Tumacácori sits at a cultural crossroads in the Santa Cruz River valley, and is where O'odham, Yaqui, and Apache people mixed with Europeans.
From his arrival in the Pimería Alta in 1687 until his death in 1711, Padre Kino established over twenty missions. The Jesuit missionaries administered them until the time of their expulsion in 1767. From 1768 until after Mexico got her independence in 1821 the missions were operated by the Franciscan missionaries. Some are still in use today while others have fallen into ruin.

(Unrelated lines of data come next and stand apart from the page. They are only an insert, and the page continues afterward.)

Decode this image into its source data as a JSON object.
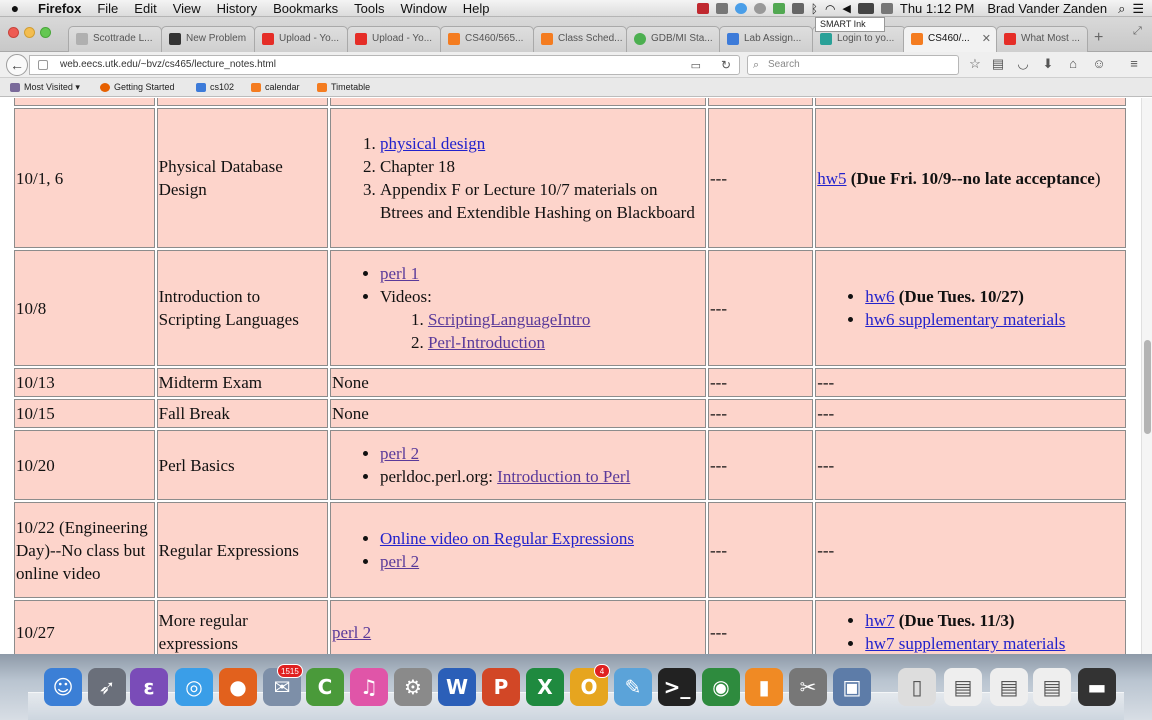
{
  "menubar": {
    "apple": "",
    "items": [
      "Firefox",
      "File",
      "Edit",
      "View",
      "History",
      "Bookmarks",
      "Tools",
      "Window",
      "Help"
    ],
    "clock": "Thu 1:12 PM",
    "user": "Brad Vander Zanden",
    "smart_ink": "SMART Ink"
  },
  "tabs": [
    {
      "label": "Scottrade L...",
      "icon": "page-icon",
      "color": "#b0b0b0"
    },
    {
      "label": "New Problem",
      "icon": "ca-icon",
      "color": "#333333"
    },
    {
      "label": "Upload - Yo...",
      "icon": "youtube-icon",
      "color": "#e52d27"
    },
    {
      "label": "Upload - Yo...",
      "icon": "youtube-icon",
      "color": "#e52d27"
    },
    {
      "label": "CS460/565...",
      "icon": "ut-icon",
      "color": "#f47c20"
    },
    {
      "label": "Class Sched...",
      "icon": "ut-icon",
      "color": "#f47c20"
    },
    {
      "label": "GDB/MI Sta...",
      "icon": "gdb-icon",
      "color": "#4caf50"
    },
    {
      "label": "Lab Assign...",
      "icon": "doc-icon",
      "color": "#3d7bd9"
    },
    {
      "label": "Login to yo...",
      "icon": "ok-icon",
      "color": "#2aa198"
    },
    {
      "label": "CS460/...",
      "icon": "ut-icon",
      "color": "#f47c20",
      "active": true
    },
    {
      "label": "What Most ...",
      "icon": "youtube-icon",
      "color": "#e52d27"
    }
  ],
  "nav": {
    "url": "web.eecs.utk.edu/~bvz/cs465/lecture_notes.html",
    "search_placeholder": "Search"
  },
  "bookmarks": [
    {
      "label": "Most Visited ▾",
      "color": "#7a6a9a"
    },
    {
      "label": "Getting Started",
      "color": "#e66000"
    },
    {
      "label": "cs102",
      "color": "#3d7bd9"
    },
    {
      "label": "calendar",
      "color": "#f47c20"
    },
    {
      "label": "Timetable",
      "color": "#f47c20"
    }
  ],
  "schedule": {
    "rows": [
      {
        "date": "",
        "topic": "",
        "readings": [],
        "lab": "",
        "hw": ""
      },
      {
        "date": "10/1, 6",
        "topic": "Physical Database Design",
        "reading_list": [
          "physical design",
          "Chapter 18",
          "Appendix F or Lecture 10/7 materials on Btrees and Extendible Hashing on Blackboard"
        ],
        "lab": "---",
        "hw_link": "hw5",
        "hw_note": "(Due Fri. 10/9--no late acceptance",
        "hw_tail": ")"
      },
      {
        "date": "10/8",
        "topic": "Introduction to Scripting Languages",
        "reading_link": "perl 1",
        "videos_label": "Videos:",
        "videos": [
          "ScriptingLanguageIntro",
          "Perl-Introduction"
        ],
        "lab": "---",
        "hw_items": [
          {
            "link": "hw6",
            "note": "(Due Tues. 10/27)"
          },
          {
            "link": "hw6 supplementary materials",
            "note": ""
          }
        ]
      },
      {
        "date": "10/13",
        "topic": "Midterm Exam",
        "readings": "None",
        "lab": "---",
        "hw": "---"
      },
      {
        "date": "10/15",
        "topic": "Fall Break",
        "readings": "None",
        "lab": "---",
        "hw": "---"
      },
      {
        "date": "10/20",
        "topic": "Perl Basics",
        "reading_link": "perl 2",
        "perldoc_prefix": "perldoc.perl.org: ",
        "perldoc_link": "Introduction to Perl",
        "lab": "---",
        "hw": "---"
      },
      {
        "date": "10/22 (Engineering Day)--No class but online video",
        "topic": "Regular Expressions",
        "reading_links": [
          "Online video on Regular Expressions",
          "perl 2"
        ],
        "lab": "---",
        "hw": "---"
      },
      {
        "date": "10/27",
        "topic": "More regular expressions",
        "reading_link": "perl 2",
        "lab": "---",
        "hw_items": [
          {
            "link": "hw7",
            "note": "(Due Tues. 11/3)"
          },
          {
            "link": "hw7 supplementary materials",
            "note": ""
          }
        ]
      }
    ]
  },
  "dock": {
    "items": [
      {
        "name": "finder-icon",
        "color": "#3b7fd6",
        "glyph": "☺"
      },
      {
        "name": "launchpad-icon",
        "color": "#6a6f7a",
        "glyph": "➶"
      },
      {
        "name": "emacs-icon",
        "color": "#7a4cb8",
        "glyph": "ε"
      },
      {
        "name": "safari-icon",
        "color": "#3a9ee8",
        "glyph": "◎"
      },
      {
        "name": "firefox-icon",
        "color": "#e2611d",
        "glyph": "●"
      },
      {
        "name": "mail-icon",
        "color": "#7d8fa8",
        "glyph": "✉"
      },
      {
        "name": "camtasia-icon",
        "color": "#4a9a3a",
        "glyph": "C"
      },
      {
        "name": "itunes-icon",
        "color": "#e055a8",
        "glyph": "♫"
      },
      {
        "name": "system-preferences-icon",
        "color": "#8a8a8a",
        "glyph": "⚙"
      },
      {
        "name": "word-icon",
        "color": "#2b5fb8",
        "glyph": "W"
      },
      {
        "name": "powerpoint-icon",
        "color": "#d24726",
        "glyph": "P"
      },
      {
        "name": "excel-icon",
        "color": "#1f8a3f",
        "glyph": "X"
      },
      {
        "name": "outlook-icon",
        "color": "#e6a51f",
        "glyph": "O"
      },
      {
        "name": "textedit-icon",
        "color": "#5ba3d9",
        "glyph": "✎"
      },
      {
        "name": "terminal-icon",
        "color": "#222222",
        "glyph": ">_"
      },
      {
        "name": "tape-icon",
        "color": "#2e8b3e",
        "glyph": "◉"
      },
      {
        "name": "notes-icon",
        "color": "#f08a24",
        "glyph": "▮"
      },
      {
        "name": "utilities-icon",
        "color": "#777777",
        "glyph": "✂"
      },
      {
        "name": "preview-icon",
        "color": "#5d7ca8",
        "glyph": "▣"
      },
      {
        "name": "archive-icon",
        "color": "#dddddd",
        "glyph": "▯"
      },
      {
        "name": "document-icon",
        "color": "#eeeeee",
        "glyph": "▤"
      },
      {
        "name": "document-icon",
        "color": "#eeeeee",
        "glyph": "▤"
      },
      {
        "name": "document-icon",
        "color": "#eeeeee",
        "glyph": "▤"
      },
      {
        "name": "screen-icon",
        "color": "#333333",
        "glyph": "▬"
      },
      {
        "name": "trash-icon",
        "color": "#c9cdd2",
        "glyph": "🗑"
      }
    ],
    "badges": [
      {
        "value": "1515"
      },
      {
        "value": "4"
      }
    ]
  }
}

Tumacácori National Historical Park in the upper Santa Cruz River Valley of southern Arizona is comprised of the abandoned ruins of three of these ancient Spanish colonial missions. San Jos de Tumacácori and Los Santos Angeles de Guevavi, established in 1691, are the two oldest missions in Arizona. San Cayetano de Calabazas, was established in 1756.